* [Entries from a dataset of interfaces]
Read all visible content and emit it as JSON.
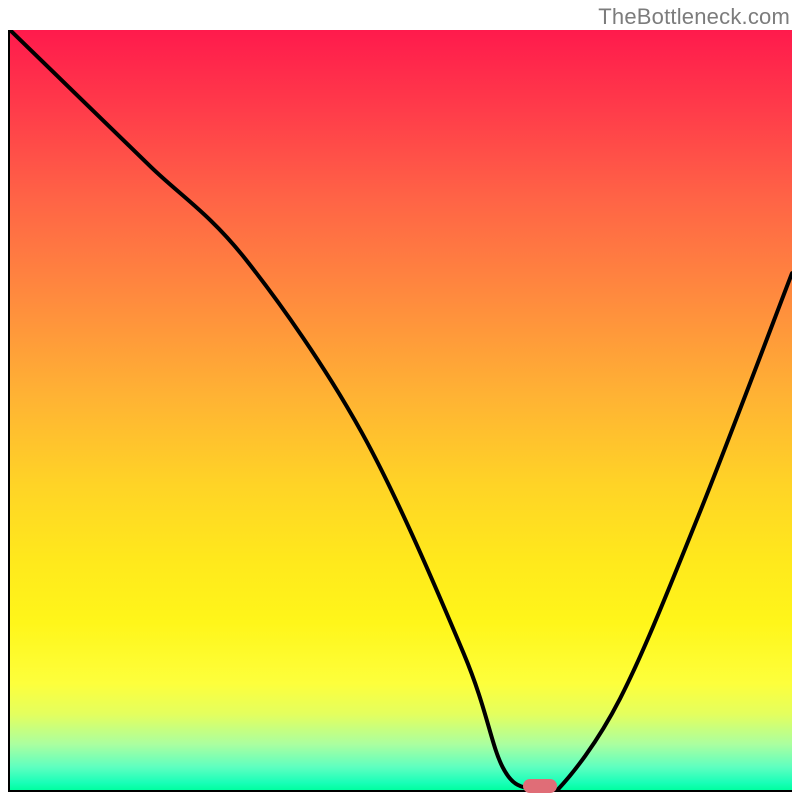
{
  "watermark": "TheBottleneck.com",
  "colors": {
    "axis": "#000000",
    "curve": "#000000",
    "marker": "#e06d77",
    "watermark": "#7c7c7c"
  },
  "chart_data": {
    "type": "line",
    "title": "",
    "xlabel": "",
    "ylabel": "",
    "xlim": [
      0,
      100
    ],
    "ylim": [
      0,
      100
    ],
    "grid": false,
    "series": [
      {
        "name": "bottleneck-v-curve",
        "x": [
          0,
          8,
          18,
          30,
          45,
          58,
          63,
          67,
          70,
          78,
          88,
          100
        ],
        "values": [
          100,
          92,
          82,
          70,
          47,
          18,
          3,
          0,
          0,
          12,
          36,
          68
        ]
      }
    ],
    "marker": {
      "x": 68,
      "y": 0
    }
  }
}
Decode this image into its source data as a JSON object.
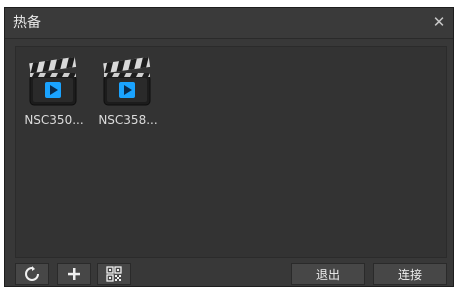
{
  "window": {
    "title": "热备",
    "close_icon": "close-icon"
  },
  "files": [
    {
      "name": "NSC350...",
      "icon": "video-clapper-icon"
    },
    {
      "name": "NSC358...",
      "icon": "video-clapper-icon"
    }
  ],
  "toolbar": {
    "refresh_icon": "refresh-icon",
    "add_icon": "plus-icon",
    "qr_icon": "qr-code-icon",
    "exit_label": "退出",
    "connect_label": "连接"
  },
  "colors": {
    "dialog_bg": "#383838",
    "content_bg": "#333333",
    "button_bg": "#474747",
    "play_blue": "#1aa3ff"
  }
}
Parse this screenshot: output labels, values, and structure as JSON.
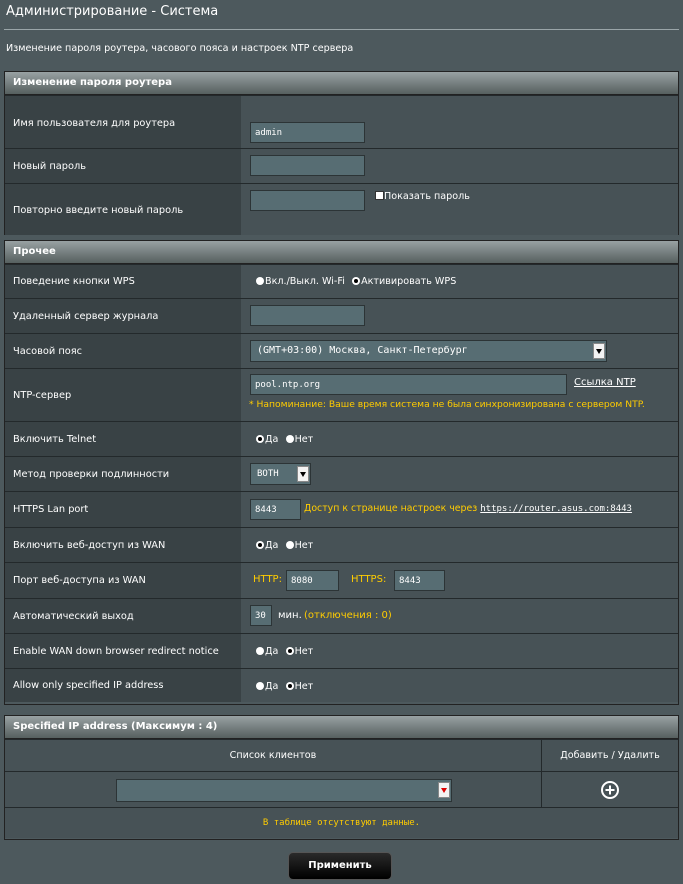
{
  "header": {
    "title": "Администрирование - Система",
    "description": "Изменение пароля роутера, часового пояса и настроек NTP сервера"
  },
  "password_section": {
    "title": "Изменение пароля роутера",
    "username_label": "Имя пользователя для роутера",
    "username_value": "admin",
    "new_password_label": "Новый пароль",
    "confirm_password_label": "Повторно введите новый пароль",
    "show_password_label": "Показать пароль"
  },
  "misc_section": {
    "title": "Прочее",
    "wps_label": "Поведение кнопки WPS",
    "wps_option1": "Вкл./Выкл. Wi-Fi",
    "wps_option2": "Активировать WPS",
    "remote_log_label": "Удаленный сервер журнала",
    "timezone_label": "Часовой пояс",
    "timezone_value": "(GMT+03:00) Москва, Санкт-Петербург",
    "ntp_label": "NTP-сервер",
    "ntp_value": "pool.ntp.org",
    "ntp_link": "Ссылка NTP",
    "ntp_reminder": "* Напоминание: Ваше время система не была синхронизирована с сервером NTP.",
    "telnet_label": "Включить Telnet",
    "yes": "Да",
    "no": "Нет",
    "auth_label": "Метод проверки подлинности",
    "auth_value": "BOTH",
    "https_port_label": "HTTPS Lan port",
    "https_port_value": "8443",
    "https_access_text": "Доступ к странице настроек через",
    "https_access_url": "https://router.asus.com:8443",
    "wan_access_label": "Включить веб-доступ из WAN",
    "wan_port_label": "Порт веб-доступа из WAN",
    "http_label": "HTTP:",
    "http_value": "8080",
    "https_label": "HTTPS:",
    "https_value": "8443",
    "autologout_label": "Автоматический выход",
    "autologout_value": "30",
    "autologout_unit": "мин.",
    "autologout_note": "(отключения : 0)",
    "wan_redirect_label": "Enable WAN down browser redirect notice",
    "allow_ip_label": "Allow only specified IP address"
  },
  "ip_section": {
    "title": "Specified IP address (Максимум : 4)",
    "col_clients": "Список клиентов",
    "col_action": "Добавить / Удалить",
    "empty_text": "В таблице отсутствуют данные."
  },
  "apply_label": "Применить"
}
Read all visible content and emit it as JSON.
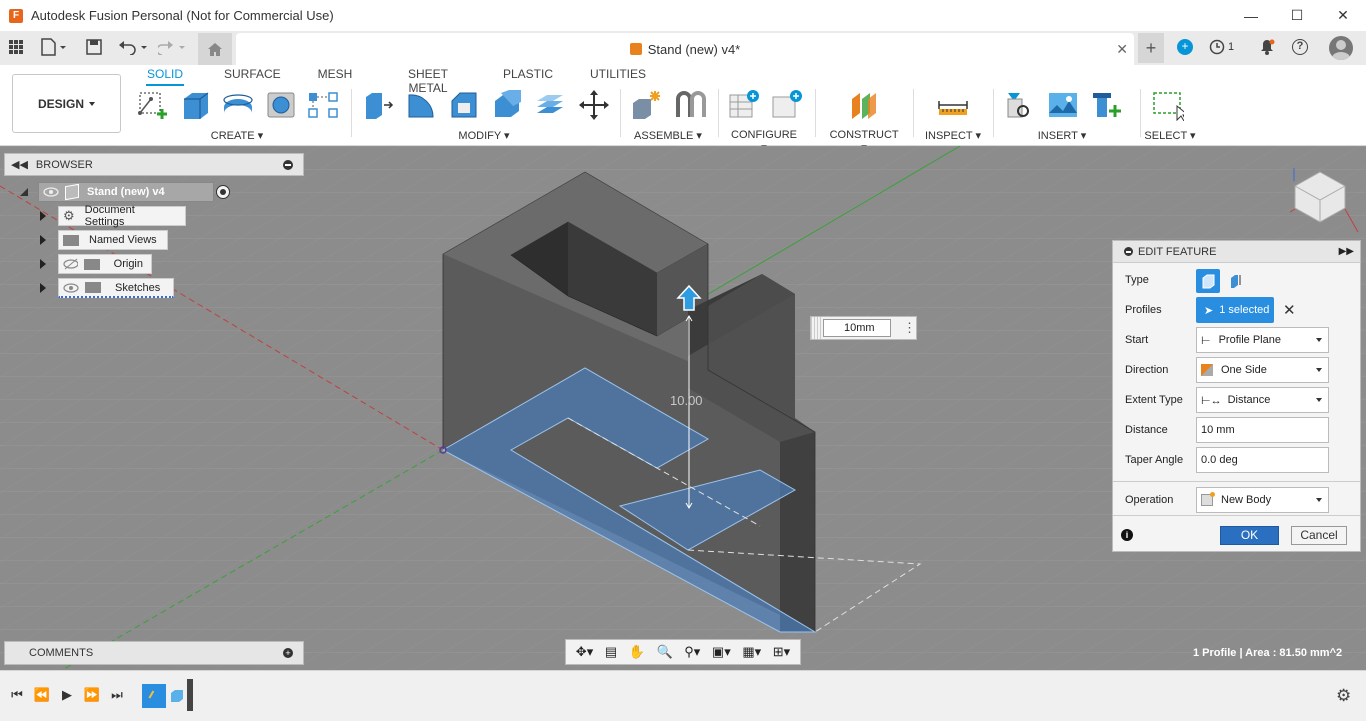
{
  "window": {
    "title": "Autodesk Fusion Personal (Not for Commercial Use)",
    "logo_letter": "F"
  },
  "tabbar": {
    "document_title": "Stand (new) v4*",
    "job_count": "1"
  },
  "toolbar": {
    "workspace": "DESIGN",
    "tabs": [
      "SOLID",
      "SURFACE",
      "MESH",
      "SHEET METAL",
      "PLASTIC",
      "UTILITIES"
    ],
    "active_tab": "SOLID",
    "groups": [
      "CREATE",
      "MODIFY",
      "ASSEMBLE",
      "CONFIGURE",
      "CONSTRUCT",
      "INSPECT",
      "INSERT",
      "SELECT"
    ]
  },
  "browser": {
    "title": "BROWSER",
    "root": "Stand (new) v4",
    "items": [
      {
        "label": "Document Settings",
        "icon": "gear-icon"
      },
      {
        "label": "Named Views",
        "icon": "folder-icon"
      },
      {
        "label": "Origin",
        "icon": "folder-icon"
      },
      {
        "label": "Sketches",
        "icon": "folder-icon"
      }
    ]
  },
  "comments": {
    "title": "COMMENTS"
  },
  "canvas": {
    "dimension_text": "10.00",
    "distance_input": "10mm",
    "status": "1 Profile | Area : 81.50 mm^2"
  },
  "edit_feature": {
    "title": "EDIT FEATURE",
    "type_label": "Type",
    "profiles_label": "Profiles",
    "profiles_value": "1 selected",
    "start_label": "Start",
    "start_value": "Profile Plane",
    "direction_label": "Direction",
    "direction_value": "One Side",
    "extent_label": "Extent Type",
    "extent_value": "Distance",
    "distance_label": "Distance",
    "distance_value": "10 mm",
    "taper_label": "Taper Angle",
    "taper_value": "0.0 deg",
    "operation_label": "Operation",
    "operation_value": "New Body",
    "ok_label": "OK",
    "cancel_label": "Cancel"
  },
  "colors": {
    "accent": "#0696d7",
    "viewport_bg": "#8e8e8e",
    "profile_fill": "#4a7db8"
  }
}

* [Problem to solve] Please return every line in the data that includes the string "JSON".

* [Completed exercise]
Read all visible content and emit it as JSON.
Decode this image into its source data as a JSON object.
Parse this screenshot: output labels, values, and structure as JSON.
Read all visible content and emit it as JSON.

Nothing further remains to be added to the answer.